- TASK OBJECTIVE:
For every line in the listing below that contains the word "modules", add one to the tally. State the final number and nothing else.

(DATA FOR REVIEW begins)

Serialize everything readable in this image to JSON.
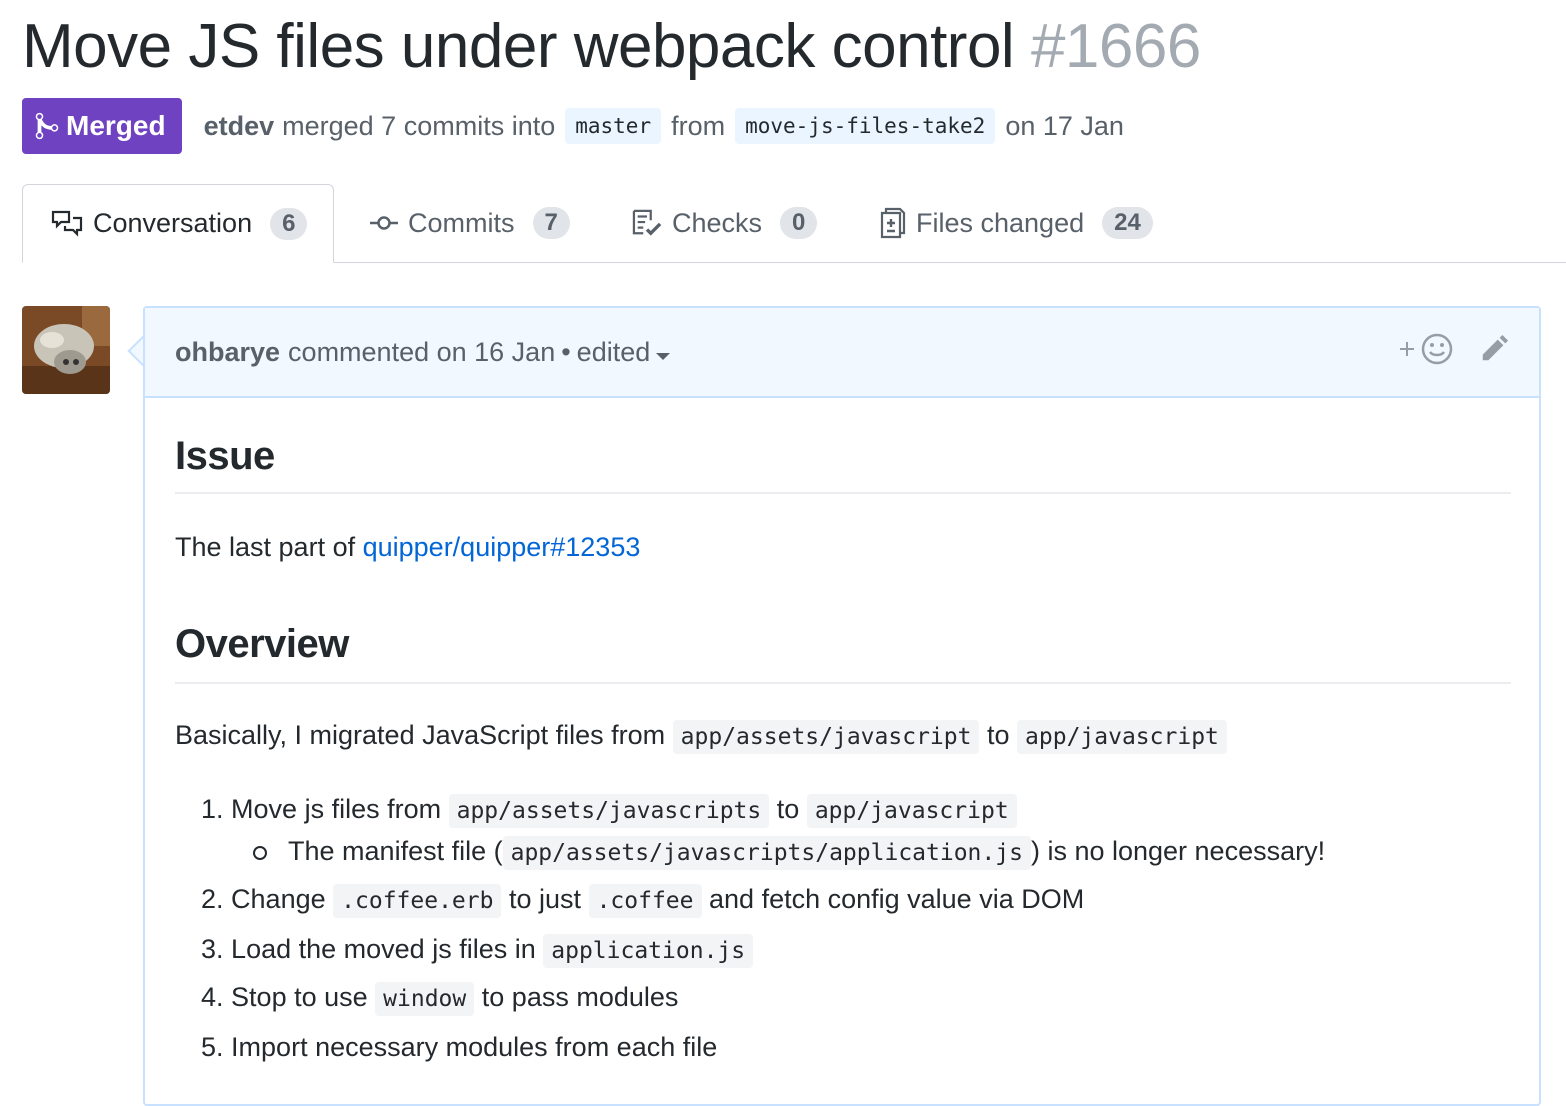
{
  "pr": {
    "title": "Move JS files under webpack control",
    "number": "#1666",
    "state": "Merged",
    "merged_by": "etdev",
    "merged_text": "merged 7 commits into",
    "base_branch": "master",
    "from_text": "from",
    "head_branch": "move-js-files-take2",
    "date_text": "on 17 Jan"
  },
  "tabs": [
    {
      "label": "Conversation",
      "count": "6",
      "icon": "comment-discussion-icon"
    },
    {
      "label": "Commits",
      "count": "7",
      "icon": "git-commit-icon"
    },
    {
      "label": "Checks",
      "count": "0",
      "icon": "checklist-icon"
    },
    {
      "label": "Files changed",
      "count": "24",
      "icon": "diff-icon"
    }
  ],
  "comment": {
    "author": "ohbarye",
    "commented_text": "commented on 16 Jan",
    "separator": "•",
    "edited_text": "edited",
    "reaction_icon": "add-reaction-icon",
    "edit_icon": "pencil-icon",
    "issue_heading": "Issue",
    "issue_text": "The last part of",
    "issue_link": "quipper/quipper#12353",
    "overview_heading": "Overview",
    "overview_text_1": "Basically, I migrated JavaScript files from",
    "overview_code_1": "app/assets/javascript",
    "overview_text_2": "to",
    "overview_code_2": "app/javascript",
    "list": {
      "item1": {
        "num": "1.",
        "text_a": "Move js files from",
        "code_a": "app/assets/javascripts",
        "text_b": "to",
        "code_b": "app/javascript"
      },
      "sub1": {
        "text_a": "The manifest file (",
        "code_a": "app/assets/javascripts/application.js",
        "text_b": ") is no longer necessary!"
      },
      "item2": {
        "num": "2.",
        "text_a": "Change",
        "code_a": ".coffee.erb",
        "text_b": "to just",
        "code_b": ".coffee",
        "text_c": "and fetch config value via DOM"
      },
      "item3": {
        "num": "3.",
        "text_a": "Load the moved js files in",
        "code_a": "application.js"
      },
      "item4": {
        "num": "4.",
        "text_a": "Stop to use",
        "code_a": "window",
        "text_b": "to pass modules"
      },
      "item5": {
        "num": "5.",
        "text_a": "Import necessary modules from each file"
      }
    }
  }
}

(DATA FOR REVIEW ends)

- SOLVED PROBLEM:
2